We finally are united in our misery. The snowy meltdown affected everybody — not just the poor benighted souls who ride the Red Line daily, but drivers as well, stuck on roads made impassable by weather and T refugees. We finally saw how vital transportation is to the region’s economy, how its failings affect us all, no matter where we live. Fixing transit is finally as urgent as it always should have been — at the top of the agenda on Beacon Hill, in corporations, around the water cooler.
“I have never seen this level of anger,” says Jeff Rosenblum, founder of the transit advocacy group Livable Streets Alliance. “I have never seen anything close.” He and others see hope in that passion, believing it will force real solutions to problems at which we’ve been pathetically chipping away for years.
But all will be ruined if we allow ourselves to be placated by a free ride and a little sunshine. To guard against that terrifying possibility, and focus our righteous rage, let’s remind ourselves of some of the people who got us into this mess.
First, let’s serve one up on the MBTA itself. Though it has been in a financial straitjacket for more than a decade and been the subject of major reforms, some things at the authority are still messed up — for example, its lame system for tracking maintenance needs, and the fact that workers still enjoy ludicrously expensive retirement benefits.
But that only goes so far. As Kristina Egan, Transportation for Massachusetts director, puts it: “Yes, rearrange deck chairs on the Titanic, make them as strong and efficient as possible. But you’re still on the Titanic.”
So save some anger for the legislators who, over the years, have been allergic to adequately funding transportation. They’ve also done a lousy job of understanding our transportation issues and explaining them to constituents.
And let’s let various governors have it, for kicking the funding can down the road and generally ignoring the size of the problems even as they signed off on expansions. Like so many before him, newbie Charlie Baker decided the transportation system’s problems were ones of management and not money — as if his predecessors hadn’t been using that line of reasoning, to no avail, for ages. He’s also the guy who shut the door on raising new revenues and threw former GM Beverly Scott under barely functioning buses. Thanks, Gov!
Finally, let’s be mad at ourselves. We have failed to demand that our leaders build transit worthy of this century, not to mention the next. We’re also the ones who unlinked the gas tax from inflation, depriving a broken system of a billion dollars over the next 10 years.

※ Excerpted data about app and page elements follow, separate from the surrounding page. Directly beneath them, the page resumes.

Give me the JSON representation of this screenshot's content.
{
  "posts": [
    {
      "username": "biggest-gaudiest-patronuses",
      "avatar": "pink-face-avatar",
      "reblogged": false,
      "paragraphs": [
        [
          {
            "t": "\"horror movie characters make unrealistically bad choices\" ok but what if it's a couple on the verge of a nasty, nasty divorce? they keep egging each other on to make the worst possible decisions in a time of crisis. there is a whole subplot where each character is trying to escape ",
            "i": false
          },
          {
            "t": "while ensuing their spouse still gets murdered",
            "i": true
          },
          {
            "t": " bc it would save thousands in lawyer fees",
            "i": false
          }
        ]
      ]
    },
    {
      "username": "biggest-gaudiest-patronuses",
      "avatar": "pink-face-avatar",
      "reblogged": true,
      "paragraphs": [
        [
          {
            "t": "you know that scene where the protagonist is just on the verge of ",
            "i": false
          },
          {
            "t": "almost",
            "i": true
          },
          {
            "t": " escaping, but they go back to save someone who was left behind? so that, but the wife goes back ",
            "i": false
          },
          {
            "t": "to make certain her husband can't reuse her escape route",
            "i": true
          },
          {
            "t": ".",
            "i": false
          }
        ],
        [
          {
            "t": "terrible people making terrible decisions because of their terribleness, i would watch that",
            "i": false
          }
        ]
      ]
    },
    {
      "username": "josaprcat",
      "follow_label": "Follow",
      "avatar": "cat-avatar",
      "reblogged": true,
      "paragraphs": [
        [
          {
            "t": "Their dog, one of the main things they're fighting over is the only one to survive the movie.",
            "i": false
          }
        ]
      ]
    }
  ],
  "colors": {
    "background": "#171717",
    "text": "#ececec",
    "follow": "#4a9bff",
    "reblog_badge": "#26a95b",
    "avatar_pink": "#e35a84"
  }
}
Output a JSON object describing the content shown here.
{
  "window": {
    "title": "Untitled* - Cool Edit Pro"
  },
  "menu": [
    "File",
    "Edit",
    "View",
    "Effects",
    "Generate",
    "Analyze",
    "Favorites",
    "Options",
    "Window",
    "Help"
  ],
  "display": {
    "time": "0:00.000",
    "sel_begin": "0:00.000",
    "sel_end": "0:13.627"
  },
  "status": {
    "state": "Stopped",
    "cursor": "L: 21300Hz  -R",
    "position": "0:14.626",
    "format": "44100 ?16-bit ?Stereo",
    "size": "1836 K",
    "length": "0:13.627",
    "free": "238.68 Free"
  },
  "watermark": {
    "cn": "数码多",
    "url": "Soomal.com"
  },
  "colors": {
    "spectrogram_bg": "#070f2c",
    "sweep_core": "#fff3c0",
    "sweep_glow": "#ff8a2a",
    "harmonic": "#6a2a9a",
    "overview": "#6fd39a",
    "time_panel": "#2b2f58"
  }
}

Squirrel away these tough nuts. Dig them up when the days are long and warm. Free fare day or no, feel your ire rise anew.
Maybe then, we’ll get transit that works. Without our will, there’s no way.